Out and about: Thanks to the student population, Trondheim has a great selection of bars and nightclubs. Antikvariatet hosts a mix of concerts and other cultural events. Spontan Vinbar has the city’s most refined wine list, while Tyven takes its music selection, organic wines, and cocktails based on local ingredients seriously. The cocktail bar, music venue, and nightclub Lokal is also a hot tip. Beer connoisseurs will love Habitat, which is like a jungle of plants and exciting brews.
Sunday city walks
“In Trondheim, you can follow up a quiz in Bakklandet with a long walk in serene nature. There are many hiking opportunities, and it’s easy to get there”, says Solveig Davies Vittersø.
In addition to studying Industrial Design at NTNU, Vittersø is an active member of the hiking group KonTur. She is a self-proclaimed Norwegian champion in having fun on hiking trips. Her speciality is to combine long or short excursions with local food experiences.

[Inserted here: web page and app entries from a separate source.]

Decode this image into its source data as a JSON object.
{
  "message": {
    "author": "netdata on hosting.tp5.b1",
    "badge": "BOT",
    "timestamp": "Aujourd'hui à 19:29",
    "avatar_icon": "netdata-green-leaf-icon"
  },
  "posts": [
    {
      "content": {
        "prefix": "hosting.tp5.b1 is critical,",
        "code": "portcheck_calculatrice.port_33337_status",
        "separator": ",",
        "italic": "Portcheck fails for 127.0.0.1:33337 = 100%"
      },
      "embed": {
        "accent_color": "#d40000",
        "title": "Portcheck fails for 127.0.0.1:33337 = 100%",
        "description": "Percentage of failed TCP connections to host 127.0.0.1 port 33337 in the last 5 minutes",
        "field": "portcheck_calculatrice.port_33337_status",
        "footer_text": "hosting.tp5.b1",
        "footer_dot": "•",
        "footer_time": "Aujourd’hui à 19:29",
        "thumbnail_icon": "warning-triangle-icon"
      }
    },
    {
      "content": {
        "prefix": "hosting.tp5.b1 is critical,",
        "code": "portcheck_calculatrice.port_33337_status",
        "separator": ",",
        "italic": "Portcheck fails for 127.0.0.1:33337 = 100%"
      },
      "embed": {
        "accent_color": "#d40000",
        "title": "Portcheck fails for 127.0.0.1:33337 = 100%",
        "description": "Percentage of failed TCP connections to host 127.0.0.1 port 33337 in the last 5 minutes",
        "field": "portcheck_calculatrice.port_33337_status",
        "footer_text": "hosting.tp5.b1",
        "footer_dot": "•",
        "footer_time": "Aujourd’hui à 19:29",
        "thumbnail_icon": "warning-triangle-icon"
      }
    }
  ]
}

Solveig Davies Vittersø
Vittersø’s tips for urban Sunday walks
Along the Nidelva river: If you’re visiting for the first time, this is a great walk to start knowing your way around. Follow the river via Bakklandet, Øya, and Skansen to Kalvskinnet where you’ll find a special garden tucked away at the end of Elvegata. This garden is full of wooden sculptures, including peacocks and chickens. On Sundays, they sell coffee and baked goods here. Along Nidelva, you can rest your legs and enjoy the view on one of the many benches.
Ladestien: This is one of Trondheim’s most popular hiking trails, with plenty of lovely rest areas on route. Bring a packed lunch or stop at Ladekaia and Sponhuset when you’ve built up your appetite. Remember to take a picture in Talerøret, a wonderful art installation and Instagram-friendly tunnel shaped like a megaphone. When you arrive at Rotvollfjæra, you can either keep going in the direction of the Botanical Garden at Ringve, or return to Lade and the city centre.
Kuhaugen: An easy walk with a marvellous view of the city. Only 20 minutes on foot from the city centre, you’ll suddenly find yourself in a beautiful postcard. Pick up a takeaway coffee from the nearest café. The view from Kuhaugen is always a great conversation starter.
Baklidammen and Geitfjellet: The trip to Theisendammen and further up to Baklidammen is a fab Sunday trip of medium length. Great for a picnic, mushroom picking, or just for soaking up the peace and quiet. The farm restaurant Lavollen is open at the weekends. From Lavollen you can follow the path up to Geitfjellet, where you’re rewarded with a mighty 360-degree view of Fosen, Frosta, Stjørdal, and Selbufjellene.
In winter: Trondheim is a cross-country skiing paradise. Hop on the tram in the centre and get off at Lian. From here you have a wealth of possibilities. A safe bet is the easy trip to Grønlia with its charming restaurant and café where you can treat yourself to freshly baked delicacies. An option is to walk to Elgsethytta, which also serves food.
While you’re here: Trondheim has several lovely bathing spots. At Sjøbadet, which happens to be the most central option, you can dive straight into the Trondheimsfjord. From there you can go for a pleasant stroll along the pier. You can also start at Brattørkaia and go up to the local pub and café Ila Brainnstasjon for some Sunday jazz.